High above a community of villagers, Nepal’s Imja Lake rises quietly each year, expanding its reach as ice melts from the glacier that towers more than 23,000 feet beside it.
The glaciers and ice-capped mountains surrounding the body of water provide majestic scenery, but they don’t tell the full story of what’s happening at Imja Lake how it has become the fastest-growing glacial lake in the Himalayas, how its increasing size is considered a consequence of global climate change, and how, if unchecked, it threatens to flood communities 5,000 feet below it.
The lake didn’t exist decades ago. But by the 1960s, water from the melting Imja Glacier began collecting, creating a pool that covered 48,811 square meters. In 2007, the lake’s expanse was 945,662 square meters (or more than 176 football fields).
“Because of this exponential growth, we need to characterize what are the risks of flooding to these downstream communities, and what levels of risk are acceptable,” said Daene McKinney, a professor in the Environmental and Water Resources Engineering Program at the Cockrell School of Engineering. “And if these levels of risk are unacceptable, what options are available to reduce and mitigate them?”
McKinney is part of a group of more than 30 scientists from 15 countries who are trying to answer that question in Nepal, Peru and other places affected by rising glacial lake levels.

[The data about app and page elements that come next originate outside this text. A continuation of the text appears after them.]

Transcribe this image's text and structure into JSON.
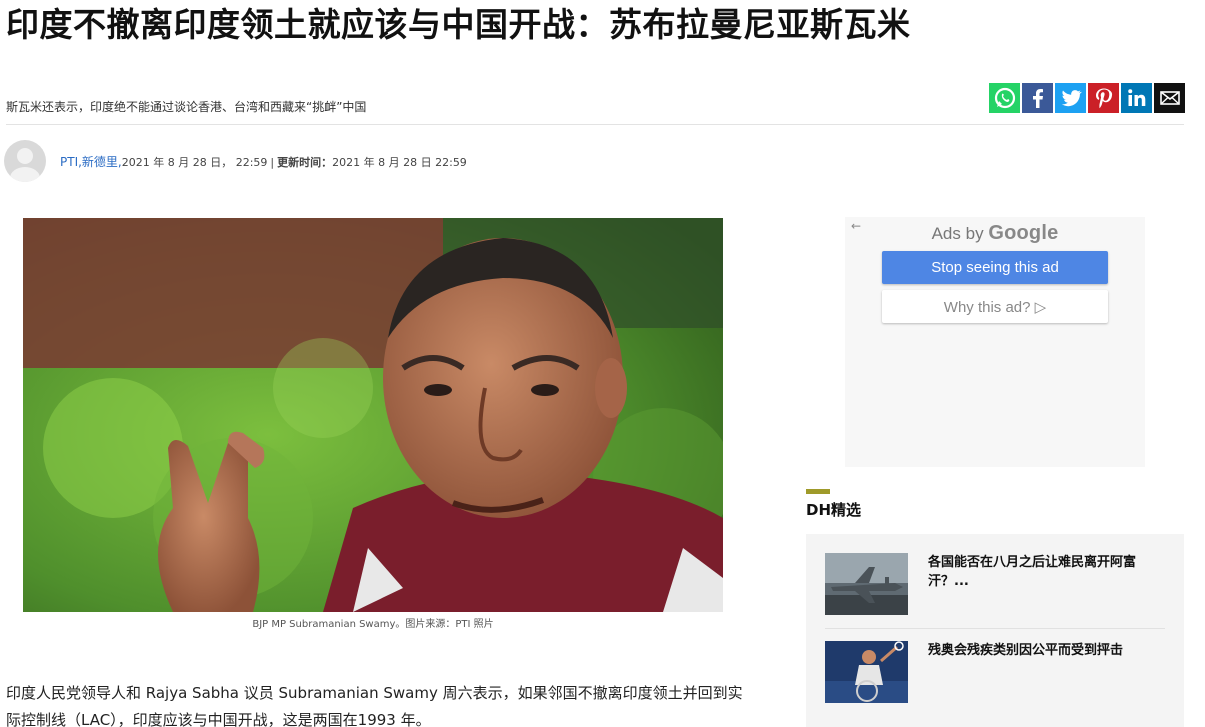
{
  "article": {
    "headline": "印度不撤离印度领土就应该与中国开战：苏布拉曼尼亚斯瓦米",
    "subhead": "斯瓦米还表示，印度绝不能通过谈论香港、台湾和西藏来“挑衅”中国",
    "author": "PTI,新德里,",
    "published": "2021 年 8 月 28 日， 22:59",
    "updated_label": "更新时间：",
    "updated": "2021 年 8 月 28 日 22:59",
    "photo_caption": "BJP MP Subramanian Swamy。图片来源：PTI 照片",
    "body_paragraph": "印度人民党领导人和 Rajya Sabha 议员 Subramanian Swamy 周六表示，如果邻国不撤离印度领土并回到实际控制线（LAC），印度应该与中国开战，这是两国在1993 年。"
  },
  "share": {
    "buttons": [
      {
        "name": "whatsapp",
        "color": "#25d366"
      },
      {
        "name": "facebook",
        "color": "#3b5998"
      },
      {
        "name": "twitter",
        "color": "#1da1f2"
      },
      {
        "name": "pinterest",
        "color": "#cb2027"
      },
      {
        "name": "linkedin",
        "color": "#0077b5"
      },
      {
        "name": "email",
        "color": "#111111"
      }
    ]
  },
  "ad": {
    "back_arrow": "←",
    "ads_by": "Ads by",
    "brand": "Google",
    "stop_label": "Stop seeing this ad",
    "why_label": "Why this ad? ▷"
  },
  "dh_picks": {
    "title": "DH精选",
    "items": [
      {
        "title": "各国能否在八月之后让难民离开阿富汗？..."
      },
      {
        "title": "残奥会残疾类别因公平而受到抨击"
      }
    ]
  }
}
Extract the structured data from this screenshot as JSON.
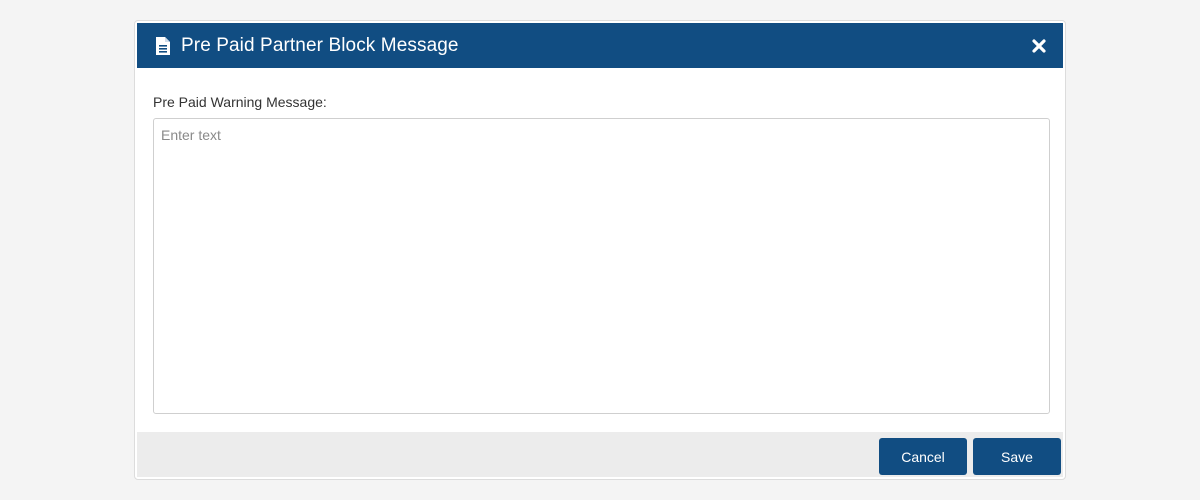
{
  "dialog": {
    "title": "Pre Paid Partner Block Message",
    "title_icon": "document-icon",
    "close_icon": "close-icon"
  },
  "form": {
    "label": "Pre Paid Warning Message:",
    "textarea_value": "",
    "textarea_placeholder": "Enter text"
  },
  "footer": {
    "cancel_label": "Cancel",
    "save_label": "Save"
  },
  "colors": {
    "header_bg": "#114d82",
    "button_bg": "#114d82",
    "footer_bg": "#ececec",
    "page_bg": "#f4f4f4"
  }
}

Led by McKinney, the research team recently received $400,000 in seed money from the U.S. Agency for International Development to establish the first global network of glacial lake researchers. The funding will provide grants to programs and scientists wanting to research in the field.
The research team has also been invited to partner with the United Nations Development Program, which, along with other agencies, has supported a project to drain Imja Lake.
“It’s exciting and it expands our support from various agencies,” McKinney said of the partnership.
The researchers are not interested in the often-heated debate about global climate change. The reality that they’re grappling with in the field is that glaciers are melting, forming lakes that didn’t exist until recently and creating a ticking time bomb that threatens to put communities under water.
“This lake wasn’t even on the map 50 years ago,” McKinney said, while pointing to a map of Imja Lake hanging in his eighth-floor office in the Department of Civil, Architectural and Environmental Engineering.
Last month, McKinney joined the research team for a second time at Imja Lake. While there from May 3 to June 1, the team combined its collective expertise in engineering, social sciences and geography to study factors such as how quickly ice is melting into the lake and the thickness and strength of the debris that is holding the water.
“There’s a lot of uncertainty about how quickly the ice is melting and how thick the debris layers are,” McKinney said.
Based on the data they collect, the research team will provide residents in the affected communities with several mitigation options for reducing the risks of flooding from the lake.
The options include siphoning the lake to a safe level and digging a drainage canal or installing a pipe so that water can be safely diverted downstream. The latter was done to a glacier lake in Peru, Lake Palcacocha, after it cracked and abruptly flooded a valley below, killing more than 5,000 people in just 15 minutes in 1941.
McKinney said the melting glaciers threaten more than just the villages directly below them. Nine of the major river systems in Asia flow out of the Himalayas.
“So you’ve got an incredibly large portion of the world’s population in India and China that these rivers are supplying fresh water to,” he said. “But as the mass of the glaciers reduces, the supply of water going downstream becomes much more variable.”
Unlike other scientists around the world who are performing similar research, McKinney and his team are collecting on-the-ground data rather than relying on satellite images.
The expeditions have included McKinney and several graduate students, as well as researchers from Peru and Japan. While there, the researchers live in small cabins in the villages or camp in tents near the lake.
The lake is an eight-day hike from the nearest airport and nine miles from the nearest village, and once the researchers are up at the more than 16,000-foot elevation, they must deal with thinning air from the high altitude.
Another key distinction of their research is that the team is working directly with locals affected by the problem.
“It’s nice because they point things out that have changed over the last two or three years, like cracks opening up near the lake. We wouldn’t have noticed all of those things because we weren’t here the years before,” McKinney said. “With their help, we can get a handle on this problem.”
What to watch next:
- The Mountain Institute features a video about Professor Daene McKinney’s expedition to Imja Lake
This story originally appeared on the Cockrell School of Engineering website.